_Raw data_:
+--

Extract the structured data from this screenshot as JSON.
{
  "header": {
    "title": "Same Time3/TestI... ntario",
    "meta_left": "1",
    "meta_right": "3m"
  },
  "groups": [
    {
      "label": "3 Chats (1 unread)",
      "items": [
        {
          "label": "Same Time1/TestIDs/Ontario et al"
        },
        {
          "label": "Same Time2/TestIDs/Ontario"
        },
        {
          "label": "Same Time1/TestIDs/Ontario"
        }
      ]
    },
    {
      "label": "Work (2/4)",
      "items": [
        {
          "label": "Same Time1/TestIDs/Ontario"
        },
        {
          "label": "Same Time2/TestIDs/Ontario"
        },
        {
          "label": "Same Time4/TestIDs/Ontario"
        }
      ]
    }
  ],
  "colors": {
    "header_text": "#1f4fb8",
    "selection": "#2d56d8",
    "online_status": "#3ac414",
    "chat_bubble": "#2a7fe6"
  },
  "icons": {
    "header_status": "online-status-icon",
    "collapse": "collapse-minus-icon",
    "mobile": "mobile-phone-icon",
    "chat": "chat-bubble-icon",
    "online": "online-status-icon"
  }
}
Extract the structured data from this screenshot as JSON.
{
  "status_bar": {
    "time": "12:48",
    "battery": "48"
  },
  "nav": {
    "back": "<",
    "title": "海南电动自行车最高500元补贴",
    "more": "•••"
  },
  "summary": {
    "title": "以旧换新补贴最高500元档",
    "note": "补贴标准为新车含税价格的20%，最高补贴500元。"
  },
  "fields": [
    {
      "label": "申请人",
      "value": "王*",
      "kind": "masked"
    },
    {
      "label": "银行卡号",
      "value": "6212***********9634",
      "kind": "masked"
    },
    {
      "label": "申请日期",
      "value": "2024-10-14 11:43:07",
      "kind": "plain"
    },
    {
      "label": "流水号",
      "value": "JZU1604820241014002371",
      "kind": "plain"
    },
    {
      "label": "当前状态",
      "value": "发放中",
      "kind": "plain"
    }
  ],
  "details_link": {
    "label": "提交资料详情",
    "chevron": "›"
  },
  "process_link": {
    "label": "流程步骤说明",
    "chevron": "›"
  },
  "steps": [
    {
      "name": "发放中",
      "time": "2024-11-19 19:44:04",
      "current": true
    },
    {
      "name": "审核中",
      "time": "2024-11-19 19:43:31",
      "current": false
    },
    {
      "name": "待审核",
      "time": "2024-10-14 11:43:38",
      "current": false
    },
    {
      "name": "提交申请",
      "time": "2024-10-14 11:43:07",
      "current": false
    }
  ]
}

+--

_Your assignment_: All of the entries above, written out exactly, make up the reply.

_Exercise solution_:
Extract the structured data from this screenshot as JSON.
{
  "header": {
    "title": "Same Time3/TestI... ntario",
    "meta_left": "1",
    "meta_right": "3m"
  },
  "groups": [
    {
      "label": "3 Chats (1 unread)",
      "items": [
        {
          "label": "Same Time1/TestIDs/Ontario et al"
        },
        {
          "label": "Same Time2/TestIDs/Ontario"
        },
        {
          "label": "Same Time1/TestIDs/Ontario"
        }
      ]
    },
    {
      "label": "Work (2/4)",
      "items": [
        {
          "label": "Same Time1/TestIDs/Ontario"
        },
        {
          "label": "Same Time2/TestIDs/Ontario"
        },
        {
          "label": "Same Time4/TestIDs/Ontario"
        }
      ]
    }
  ],
  "colors": {
    "header_text": "#1f4fb8",
    "selection": "#2d56d8",
    "online_status": "#3ac414",
    "chat_bubble": "#2a7fe6"
  },
  "icons": {
    "header_status": "online-status-icon",
    "collapse": "collapse-minus-icon",
    "mobile": "mobile-phone-icon",
    "chat": "chat-bubble-icon",
    "online": "online-status-icon"
  }
}
Extract the structured data from this screenshot as JSON.
{
  "status_bar": {
    "time": "12:48",
    "battery": "48"
  },
  "nav": {
    "back": "<",
    "title": "海南电动自行车最高500元补贴",
    "more": "•••"
  },
  "summary": {
    "title": "以旧换新补贴最高500元档",
    "note": "补贴标准为新车含税价格的20%，最高补贴500元。"
  },
  "fields": [
    {
      "label": "申请人",
      "value": "王*",
      "kind": "masked"
    },
    {
      "label": "银行卡号",
      "value": "6212***********9634",
      "kind": "masked"
    },
    {
      "label": "申请日期",
      "value": "2024-10-14 11:43:07",
      "kind": "plain"
    },
    {
      "label": "流水号",
      "value": "JZU1604820241014002371",
      "kind": "plain"
    },
    {
      "label": "当前状态",
      "value": "发放中",
      "kind": "plain"
    }
  ],
  "details_link": {
    "label": "提交资料详情",
    "chevron": "›"
  },
  "process_link": {
    "label": "流程步骤说明",
    "chevron": "›"
  },
  "steps": [
    {
      "name": "发放中",
      "time": "2024-11-19 19:44:04",
      "current": true
    },
    {
      "name": "审核中",
      "time": "2024-11-19 19:43:31",
      "current": false
    },
    {
      "name": "待审核",
      "time": "2024-10-14 11:43:38",
      "current": false
    },
    {
      "name": "提交申请",
      "time": "2024-10-14 11:43:07",
      "current": false
    }
  ]
}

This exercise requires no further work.